Assignment: Using the listing below, work out how many lines include the word "Lint". Only the number is to be given.

Entries supplied:
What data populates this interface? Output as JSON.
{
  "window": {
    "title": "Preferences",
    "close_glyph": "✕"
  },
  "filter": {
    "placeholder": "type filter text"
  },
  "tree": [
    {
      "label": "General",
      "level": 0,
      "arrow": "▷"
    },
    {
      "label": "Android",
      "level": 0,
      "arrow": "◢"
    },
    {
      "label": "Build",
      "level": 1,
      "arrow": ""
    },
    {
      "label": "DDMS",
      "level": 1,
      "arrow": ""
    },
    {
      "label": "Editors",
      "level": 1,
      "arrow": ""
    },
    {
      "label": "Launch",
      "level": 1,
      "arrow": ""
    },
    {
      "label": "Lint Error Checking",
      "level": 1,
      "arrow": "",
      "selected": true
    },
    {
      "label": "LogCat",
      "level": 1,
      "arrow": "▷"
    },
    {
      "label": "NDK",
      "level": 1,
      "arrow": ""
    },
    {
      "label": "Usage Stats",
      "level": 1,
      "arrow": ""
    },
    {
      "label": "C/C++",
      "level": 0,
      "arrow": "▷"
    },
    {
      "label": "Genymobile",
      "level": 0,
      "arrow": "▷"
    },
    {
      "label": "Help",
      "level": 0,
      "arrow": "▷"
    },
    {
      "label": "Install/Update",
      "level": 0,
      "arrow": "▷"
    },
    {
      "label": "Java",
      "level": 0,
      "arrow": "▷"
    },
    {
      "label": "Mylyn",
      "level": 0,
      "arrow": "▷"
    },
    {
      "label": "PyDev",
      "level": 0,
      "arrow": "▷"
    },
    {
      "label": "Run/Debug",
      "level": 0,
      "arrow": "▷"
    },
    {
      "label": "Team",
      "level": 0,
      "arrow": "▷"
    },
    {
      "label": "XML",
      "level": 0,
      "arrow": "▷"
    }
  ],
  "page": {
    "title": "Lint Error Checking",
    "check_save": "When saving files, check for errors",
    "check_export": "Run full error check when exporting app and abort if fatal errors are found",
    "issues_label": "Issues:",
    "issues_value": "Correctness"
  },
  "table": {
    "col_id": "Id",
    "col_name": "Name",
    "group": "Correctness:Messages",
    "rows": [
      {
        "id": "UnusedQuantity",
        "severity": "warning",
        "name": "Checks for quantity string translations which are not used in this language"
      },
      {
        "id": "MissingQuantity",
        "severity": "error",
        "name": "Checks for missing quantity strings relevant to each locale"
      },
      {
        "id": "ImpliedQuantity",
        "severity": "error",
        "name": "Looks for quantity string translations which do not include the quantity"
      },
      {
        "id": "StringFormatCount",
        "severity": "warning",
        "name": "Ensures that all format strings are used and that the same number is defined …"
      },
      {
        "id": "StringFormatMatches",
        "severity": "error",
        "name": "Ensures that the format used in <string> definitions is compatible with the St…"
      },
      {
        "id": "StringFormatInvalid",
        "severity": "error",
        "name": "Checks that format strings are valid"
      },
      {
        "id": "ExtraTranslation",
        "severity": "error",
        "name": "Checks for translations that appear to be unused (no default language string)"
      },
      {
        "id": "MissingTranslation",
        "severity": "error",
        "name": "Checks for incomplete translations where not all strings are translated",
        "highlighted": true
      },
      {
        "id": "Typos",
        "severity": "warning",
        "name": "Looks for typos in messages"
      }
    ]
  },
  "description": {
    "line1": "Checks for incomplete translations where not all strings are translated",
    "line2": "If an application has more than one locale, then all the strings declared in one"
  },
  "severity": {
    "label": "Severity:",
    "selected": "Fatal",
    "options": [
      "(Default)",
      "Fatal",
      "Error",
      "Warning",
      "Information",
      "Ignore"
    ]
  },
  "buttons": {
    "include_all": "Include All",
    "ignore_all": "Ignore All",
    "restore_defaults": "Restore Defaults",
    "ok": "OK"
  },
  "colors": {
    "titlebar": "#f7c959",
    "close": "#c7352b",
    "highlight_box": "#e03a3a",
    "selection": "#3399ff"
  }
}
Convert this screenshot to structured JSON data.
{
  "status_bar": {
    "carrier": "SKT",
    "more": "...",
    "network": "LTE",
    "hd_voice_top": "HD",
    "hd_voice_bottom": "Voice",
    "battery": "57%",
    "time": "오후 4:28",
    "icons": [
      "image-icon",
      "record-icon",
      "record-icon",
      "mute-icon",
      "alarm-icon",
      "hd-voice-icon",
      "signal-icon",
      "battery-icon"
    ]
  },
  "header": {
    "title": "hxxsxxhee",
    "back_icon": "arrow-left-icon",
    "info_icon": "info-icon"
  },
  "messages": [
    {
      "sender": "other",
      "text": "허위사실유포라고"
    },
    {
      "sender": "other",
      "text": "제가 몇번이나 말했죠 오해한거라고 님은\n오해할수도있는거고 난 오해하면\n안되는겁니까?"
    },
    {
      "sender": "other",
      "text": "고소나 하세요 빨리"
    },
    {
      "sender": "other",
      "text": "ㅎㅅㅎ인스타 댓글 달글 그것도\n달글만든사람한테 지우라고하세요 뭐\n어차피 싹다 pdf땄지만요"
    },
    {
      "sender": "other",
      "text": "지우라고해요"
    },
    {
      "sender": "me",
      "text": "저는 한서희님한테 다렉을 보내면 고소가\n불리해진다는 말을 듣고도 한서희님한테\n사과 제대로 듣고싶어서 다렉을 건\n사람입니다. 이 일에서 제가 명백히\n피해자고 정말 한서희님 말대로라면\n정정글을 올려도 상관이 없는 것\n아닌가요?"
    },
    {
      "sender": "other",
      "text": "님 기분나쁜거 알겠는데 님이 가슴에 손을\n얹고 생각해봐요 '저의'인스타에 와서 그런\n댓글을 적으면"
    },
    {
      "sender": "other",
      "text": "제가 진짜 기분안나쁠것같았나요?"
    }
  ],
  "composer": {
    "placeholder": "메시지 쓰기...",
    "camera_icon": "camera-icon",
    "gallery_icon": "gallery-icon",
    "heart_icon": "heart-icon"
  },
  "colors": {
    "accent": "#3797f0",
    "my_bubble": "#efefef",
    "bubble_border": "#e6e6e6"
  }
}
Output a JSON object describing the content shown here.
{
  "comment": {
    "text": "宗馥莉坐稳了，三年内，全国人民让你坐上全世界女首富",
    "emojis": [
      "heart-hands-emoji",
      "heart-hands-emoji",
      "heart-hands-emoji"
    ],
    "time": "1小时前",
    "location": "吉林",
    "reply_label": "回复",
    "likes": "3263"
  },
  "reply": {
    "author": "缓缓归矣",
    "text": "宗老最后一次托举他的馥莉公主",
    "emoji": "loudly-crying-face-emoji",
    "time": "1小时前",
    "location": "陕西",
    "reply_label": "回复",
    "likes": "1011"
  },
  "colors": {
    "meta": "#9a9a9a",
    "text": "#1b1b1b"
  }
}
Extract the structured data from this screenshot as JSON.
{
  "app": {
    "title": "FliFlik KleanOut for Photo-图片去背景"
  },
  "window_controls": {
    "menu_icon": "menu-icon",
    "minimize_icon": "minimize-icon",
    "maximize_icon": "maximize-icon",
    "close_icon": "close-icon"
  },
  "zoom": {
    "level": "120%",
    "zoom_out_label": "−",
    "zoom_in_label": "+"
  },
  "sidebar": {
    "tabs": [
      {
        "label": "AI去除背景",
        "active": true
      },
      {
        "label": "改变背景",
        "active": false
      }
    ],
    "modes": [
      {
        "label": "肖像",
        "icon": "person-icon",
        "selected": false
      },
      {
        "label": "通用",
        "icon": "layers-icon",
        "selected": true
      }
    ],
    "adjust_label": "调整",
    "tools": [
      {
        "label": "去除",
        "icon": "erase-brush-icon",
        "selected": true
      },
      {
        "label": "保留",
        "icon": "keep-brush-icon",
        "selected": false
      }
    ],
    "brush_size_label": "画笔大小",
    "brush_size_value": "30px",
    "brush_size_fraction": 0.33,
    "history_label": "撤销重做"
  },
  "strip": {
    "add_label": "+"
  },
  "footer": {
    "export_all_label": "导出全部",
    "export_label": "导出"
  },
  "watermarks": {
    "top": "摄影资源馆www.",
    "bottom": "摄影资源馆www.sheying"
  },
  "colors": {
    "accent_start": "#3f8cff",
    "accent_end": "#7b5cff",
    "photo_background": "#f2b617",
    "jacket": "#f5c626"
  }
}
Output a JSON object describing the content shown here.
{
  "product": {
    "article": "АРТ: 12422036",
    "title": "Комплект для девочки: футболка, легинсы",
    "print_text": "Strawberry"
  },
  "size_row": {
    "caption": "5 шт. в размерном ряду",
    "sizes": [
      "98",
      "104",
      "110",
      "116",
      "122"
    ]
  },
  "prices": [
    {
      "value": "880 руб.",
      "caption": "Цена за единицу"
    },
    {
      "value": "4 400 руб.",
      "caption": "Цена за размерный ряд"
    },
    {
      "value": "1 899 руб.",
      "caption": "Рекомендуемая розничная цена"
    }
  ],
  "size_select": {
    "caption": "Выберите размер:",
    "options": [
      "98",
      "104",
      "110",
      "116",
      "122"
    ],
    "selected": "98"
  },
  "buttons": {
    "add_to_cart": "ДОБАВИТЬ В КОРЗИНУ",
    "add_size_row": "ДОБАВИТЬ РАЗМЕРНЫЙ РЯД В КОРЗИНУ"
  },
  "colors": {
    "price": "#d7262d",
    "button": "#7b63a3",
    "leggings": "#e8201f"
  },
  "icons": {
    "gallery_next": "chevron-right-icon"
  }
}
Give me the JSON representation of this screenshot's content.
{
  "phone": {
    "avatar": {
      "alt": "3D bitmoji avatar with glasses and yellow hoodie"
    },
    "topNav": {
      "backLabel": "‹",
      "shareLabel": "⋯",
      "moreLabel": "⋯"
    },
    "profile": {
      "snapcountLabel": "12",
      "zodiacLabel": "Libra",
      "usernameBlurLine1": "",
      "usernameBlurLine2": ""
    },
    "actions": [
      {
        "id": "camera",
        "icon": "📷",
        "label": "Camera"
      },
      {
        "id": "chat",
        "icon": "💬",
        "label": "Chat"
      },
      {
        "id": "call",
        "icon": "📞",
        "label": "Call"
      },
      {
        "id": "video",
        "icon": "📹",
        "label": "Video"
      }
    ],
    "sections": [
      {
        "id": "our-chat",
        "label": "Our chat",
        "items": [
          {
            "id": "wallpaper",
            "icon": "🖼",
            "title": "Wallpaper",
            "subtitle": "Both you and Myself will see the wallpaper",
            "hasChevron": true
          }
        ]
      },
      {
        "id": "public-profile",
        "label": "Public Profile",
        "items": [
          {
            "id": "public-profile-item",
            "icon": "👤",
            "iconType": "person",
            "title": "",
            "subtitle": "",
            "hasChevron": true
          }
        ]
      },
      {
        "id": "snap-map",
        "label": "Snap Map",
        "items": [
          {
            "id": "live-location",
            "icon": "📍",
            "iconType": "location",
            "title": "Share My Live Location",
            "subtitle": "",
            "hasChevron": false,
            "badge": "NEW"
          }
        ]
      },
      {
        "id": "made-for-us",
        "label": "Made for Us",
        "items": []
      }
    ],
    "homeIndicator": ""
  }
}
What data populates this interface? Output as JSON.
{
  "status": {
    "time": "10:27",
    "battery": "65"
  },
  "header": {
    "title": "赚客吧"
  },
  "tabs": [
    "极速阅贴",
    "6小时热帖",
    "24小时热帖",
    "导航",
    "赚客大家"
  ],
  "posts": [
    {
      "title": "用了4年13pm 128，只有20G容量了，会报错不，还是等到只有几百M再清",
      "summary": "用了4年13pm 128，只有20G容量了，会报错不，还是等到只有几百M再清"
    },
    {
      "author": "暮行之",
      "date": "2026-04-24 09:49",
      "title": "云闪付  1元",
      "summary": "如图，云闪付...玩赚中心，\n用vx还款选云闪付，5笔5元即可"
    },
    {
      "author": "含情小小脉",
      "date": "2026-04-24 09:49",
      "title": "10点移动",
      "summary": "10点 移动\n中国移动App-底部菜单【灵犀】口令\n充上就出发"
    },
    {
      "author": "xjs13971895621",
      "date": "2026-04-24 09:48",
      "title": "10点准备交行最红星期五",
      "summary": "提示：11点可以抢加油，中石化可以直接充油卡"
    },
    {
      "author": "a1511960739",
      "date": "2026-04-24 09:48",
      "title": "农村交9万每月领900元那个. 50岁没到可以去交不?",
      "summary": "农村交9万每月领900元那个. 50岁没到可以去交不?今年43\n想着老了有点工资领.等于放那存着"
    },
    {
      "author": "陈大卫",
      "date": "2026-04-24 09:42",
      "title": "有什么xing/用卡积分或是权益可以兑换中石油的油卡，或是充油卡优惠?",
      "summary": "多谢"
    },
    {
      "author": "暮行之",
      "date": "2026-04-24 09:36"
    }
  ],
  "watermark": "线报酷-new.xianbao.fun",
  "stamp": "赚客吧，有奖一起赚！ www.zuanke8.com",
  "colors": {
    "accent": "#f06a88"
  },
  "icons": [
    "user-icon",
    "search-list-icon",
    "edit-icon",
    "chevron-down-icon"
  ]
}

Output of the exercise: 2